Now, perhaps many, or even most, former Sanders for President supporters think he would have won the presidential general election that Hillary Clinton lost. It is unfortunately a proposition that is impossible to prove either way, though it should be acknowledged for future reference that Sanders might have looked like a very different candidate after being pounded by both right-wing and mainstream media for months over various episodes from his past (serving as a Socialist Workers Party elector in 1980 comes to mind). Perhaps Sanders supporters specifically and progressives generally deserve a much more prominent or even leading voice at the DNC and in other party councils.
But is a purge what the Democratic Party most urgently needs right now? And is a very public ideological shift to the left that cedes more ground to a Republican Party torn between different extremist visions a good idea at the moment? Is a Jeremy Corbyn (the lefty leader of the British Labor Party) moment what Democrats really need?
This will not happen, of course, without a fight. Today, Politico lists a bunch of people, many of them former Clinton supporters, who are sniffing around the DNC gig:

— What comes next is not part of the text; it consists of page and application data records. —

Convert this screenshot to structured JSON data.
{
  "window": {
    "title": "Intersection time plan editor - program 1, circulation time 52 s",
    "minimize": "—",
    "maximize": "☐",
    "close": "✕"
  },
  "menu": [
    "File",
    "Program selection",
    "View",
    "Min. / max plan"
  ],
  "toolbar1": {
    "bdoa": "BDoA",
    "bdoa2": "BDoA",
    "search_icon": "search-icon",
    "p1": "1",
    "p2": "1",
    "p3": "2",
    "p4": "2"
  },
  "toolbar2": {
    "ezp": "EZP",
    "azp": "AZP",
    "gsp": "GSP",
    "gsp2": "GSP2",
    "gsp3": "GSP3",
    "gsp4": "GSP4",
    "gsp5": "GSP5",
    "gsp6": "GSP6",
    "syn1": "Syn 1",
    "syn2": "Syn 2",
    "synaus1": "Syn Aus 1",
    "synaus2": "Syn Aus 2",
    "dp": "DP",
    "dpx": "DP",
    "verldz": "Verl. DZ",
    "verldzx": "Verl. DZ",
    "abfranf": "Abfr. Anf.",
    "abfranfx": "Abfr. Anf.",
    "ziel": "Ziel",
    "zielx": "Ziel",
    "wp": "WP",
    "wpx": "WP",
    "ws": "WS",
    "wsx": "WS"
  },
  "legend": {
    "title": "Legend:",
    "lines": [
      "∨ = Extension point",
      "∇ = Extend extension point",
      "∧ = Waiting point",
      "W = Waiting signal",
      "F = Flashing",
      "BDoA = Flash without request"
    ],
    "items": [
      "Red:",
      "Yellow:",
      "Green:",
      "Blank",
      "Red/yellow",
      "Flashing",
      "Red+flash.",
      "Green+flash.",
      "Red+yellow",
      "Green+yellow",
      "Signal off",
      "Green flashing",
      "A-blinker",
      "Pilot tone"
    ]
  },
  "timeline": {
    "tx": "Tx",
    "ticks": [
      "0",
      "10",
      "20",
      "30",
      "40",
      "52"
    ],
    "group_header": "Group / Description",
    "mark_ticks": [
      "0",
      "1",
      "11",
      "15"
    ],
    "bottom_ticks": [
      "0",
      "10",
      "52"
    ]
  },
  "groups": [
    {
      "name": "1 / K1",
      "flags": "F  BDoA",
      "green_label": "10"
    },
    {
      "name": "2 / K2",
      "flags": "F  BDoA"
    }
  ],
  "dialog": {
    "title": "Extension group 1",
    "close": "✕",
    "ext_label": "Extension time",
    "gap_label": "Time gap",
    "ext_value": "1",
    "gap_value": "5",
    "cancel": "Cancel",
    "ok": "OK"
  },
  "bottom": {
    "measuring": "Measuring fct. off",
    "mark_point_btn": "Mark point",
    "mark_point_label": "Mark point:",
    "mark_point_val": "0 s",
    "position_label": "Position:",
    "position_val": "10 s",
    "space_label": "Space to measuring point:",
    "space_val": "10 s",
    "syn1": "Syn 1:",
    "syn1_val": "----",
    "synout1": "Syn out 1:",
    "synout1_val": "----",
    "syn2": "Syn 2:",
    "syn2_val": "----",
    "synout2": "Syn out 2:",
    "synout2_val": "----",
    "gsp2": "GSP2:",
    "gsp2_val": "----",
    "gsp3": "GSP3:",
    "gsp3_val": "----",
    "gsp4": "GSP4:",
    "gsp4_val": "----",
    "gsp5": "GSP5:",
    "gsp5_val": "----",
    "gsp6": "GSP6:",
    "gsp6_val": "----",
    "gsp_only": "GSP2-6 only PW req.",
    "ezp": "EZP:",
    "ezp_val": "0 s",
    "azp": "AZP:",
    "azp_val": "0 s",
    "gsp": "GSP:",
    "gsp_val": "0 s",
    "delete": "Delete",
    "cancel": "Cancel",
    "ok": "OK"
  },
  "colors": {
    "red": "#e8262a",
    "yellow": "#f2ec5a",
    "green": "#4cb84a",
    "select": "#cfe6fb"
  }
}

Meanwhile others in the party, including New Hampshire Democratic Party Chairman and DNC vice chair Raymond Buckley — who runs the Association of State Democratic Chairs — South Carolina Chairman Jaime Harrison, and House Democratic Caucus Chairman Xavier Becerra are said to be open to bids of their own, fielding calls from other DNC members about their interest. Former presidential candidate and Maryland Gov. Martin O’Malley said on Friday morning that he is considering a run. DNC vice chair R.T. Rybak, the former mayor of Minneapolis who nearly got the role under Barack Obama, and retiring New York Rep. Steve Israel — a former Democratic Congressional Campaign Committee chair — are also in the mix.
It is another candidate, however, who seems best positioned to be a unity candidate: none other than Howard Dean. He still has some progressive credibility, although his occasionally abrasive support for Hillary Clinton’s nomination repositioned him a bit. He knows the job, having done it before, in a tenure that, coincidentally or not, coincided with two Democratic landslide victories, in 2006 and 2008. And in the wake of an election where Democrats appear to have lost 32 states, a return to Dean’s “50-state strategy” is probably a good idea.
Ultimately, the identity of the DNC chairman is less important than filling the lower leadership jobs with smart and energetic people who represent fresh blood. But there is no getting around an early decision by Democrats as to whether their most urgent challenge is to get a grip on why they lost and develop a detailed plan for recovery, or simply to throw out the Clinton/Obama crowd and claim the DNC as a trophy for the left.
They have a while to figure this out. But there is no time like the present to declare a temporary truce.